Tension rises among Cubans as Elian custody battle intensifies


Tension is rising among the Cuban exile community in Miami as the custody battle over young Elian Gonzalez intensified yesterday.

Local mayors have said they will not co-operate in any handing over of the boy to federal authorities and will hold the Attorney General, Ms Janet Reno, responsible for any disorder which results.

Cuban exiles protesting against the return of the boy to his father in Cuba have held a huge torchlight demonstration at his house in the form of a cross. They also practised drilling manoeuvres.

Negotiations between officials of the Immigration and Naturalisation Service (INS) and the relatives and lawyers representing the six-year-old boy resumed yesterday morning after the deadline for revoking his parole was extended for 24 hours until 9 a.m. local time today.

In a development which took US officials by surprise, President Fidel Castro said in a televised speech in Havana that he wanted the boy's father, Mr Juan Gonzalez, to go to the US to take custody of his son.

The father would be accompanied by a large delegation of other family members, school friends and legal, medical and psychiatric experts.

"We have the perfect formula for reinserting Elian" into life in Cuba, Dr Castro declared. Cuban officials had discussions at the State Department in Washington yesterday about Dr Castro's proposal but no request for visas was made at the meeting. Travel between Cuba and the US is severely restricted.

President Clinton, who has supported the return of Elian to his father, reacted cautiously to the increasing tensions among the Cuban exiles in Miami when he said during a press conference: "Whatever the law is, whatever the decision that is ultimately made, the rest of us ought to obey it".

Elian has been staying with his granduncle, Mr Lazaro Gonzalez, and other relatives in Miami since he was rescued last November after spending 48 hours in the sea off Florida clinging to an inflated tube. His mother and 10 other Cubans were drowned when their small boat sank.

The INS ruled last January that Elian, who had been given temporarily into the care of his granduncle, should be returned to his father in Cuba. The father was divorced from Elian's mother, who had decided to flee Cuba and begin a new life in the US with Elian and her new partner.

For the strongly anti-Castro Cuban community in Miami, known as "Little Havana", the thought of Elian going back to live under what it sees as a communist dictatorship was intolerable. The boy's survival in shark-infested waters was seen as a miracle and a sign that he should stay in the US in fulfilment of the wishes of his dead mother.

But the efforts by the relatives to secure political asylum for Elian through the state courts in Florida have been overruled by a federal judge.

Several weeks ago the judge ruled that asylum is the sole prerogative of the attorney general, who had made clear that she believed Elian should be returned to his father. The family have appealed to a higher federal court which has fixed a hearing for May 8th.

The case is particularly delicate for Ms Reno because she was a state prosecutor in Miami before becoming attorney general and has remained in contact with the Cuban community there.
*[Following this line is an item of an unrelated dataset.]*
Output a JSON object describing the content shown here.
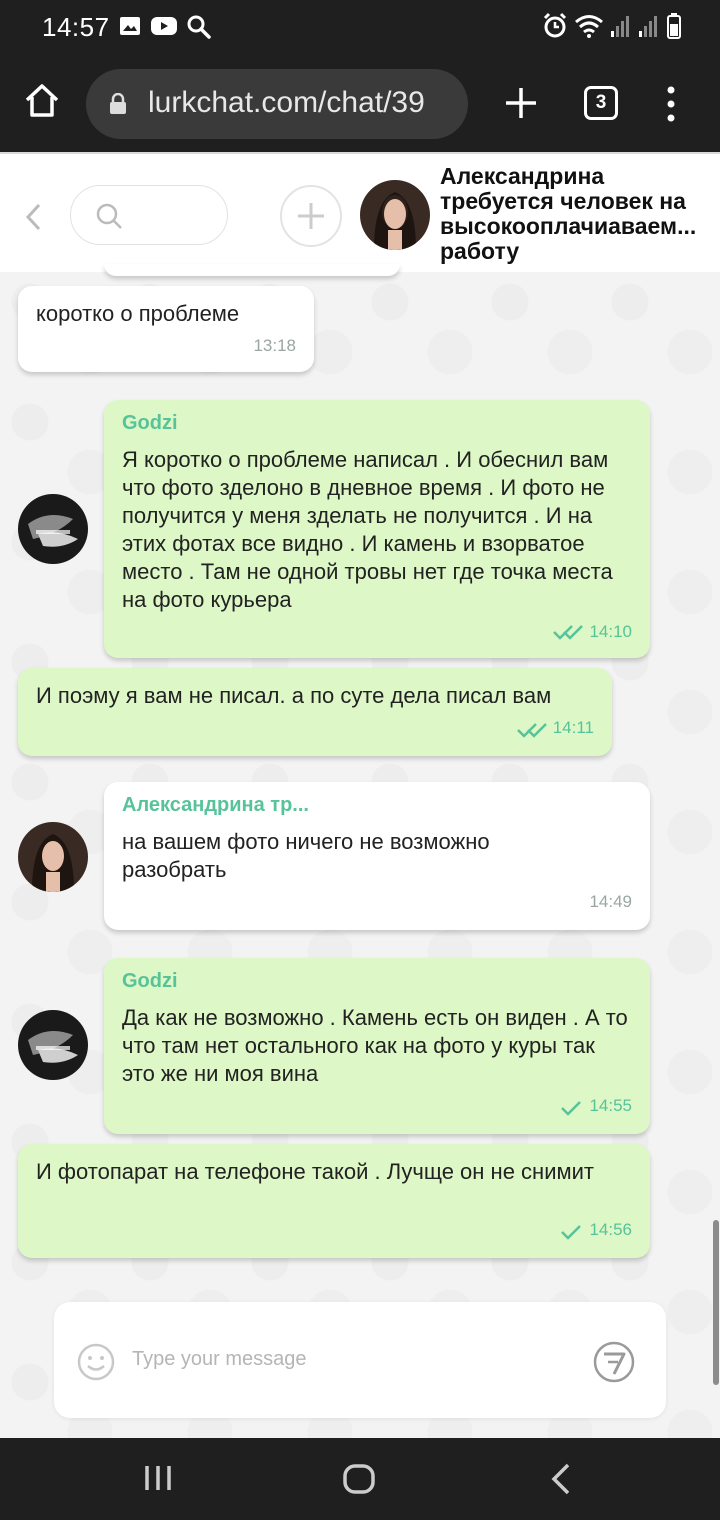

She appeared upset yesterday at the public defiance by 22 mayors in the Miami area, who said they would not co-operate with any attempt to revoke Elian's parole and would hold her responsible for any disorder which resulted.

The mayor of Miami, Mr Joe Carrollo, said: "It is not the responsibility of the Miami Police Department to snatch Elian Gonzalez from his Miami family and be sent back to a communist regime."

Ms Reno, at her weekly briefing in Washington, said: "This case has been heartbreaking for everybody involved. But we believe that the law is clear - the father must speak for the little boy because the sacred bond between parent and child must be recognised and honoured and Elian must be reunited with his father."

Ms Reno said she expected the local police authorities to co-operate in any move to return Elian.

The sudden proposal by Dr Castro to send Elian's father and a delegation of about 30 people to the US has given the case an unexpected twist. Up to now the father has been reluctant to come to the US and the boy's two grandmothers came instead several months ago but returned without any breakthrough.

Dr Castro has indicated that Elian should stay in the US until the legal process has been concluded, but remain in the care of his father and the other advisers during that time to prepare for his homecoming.

The Cuban President is obviously confident that the appeal court will uphold the ruling that the INS can return Elian to Cuba.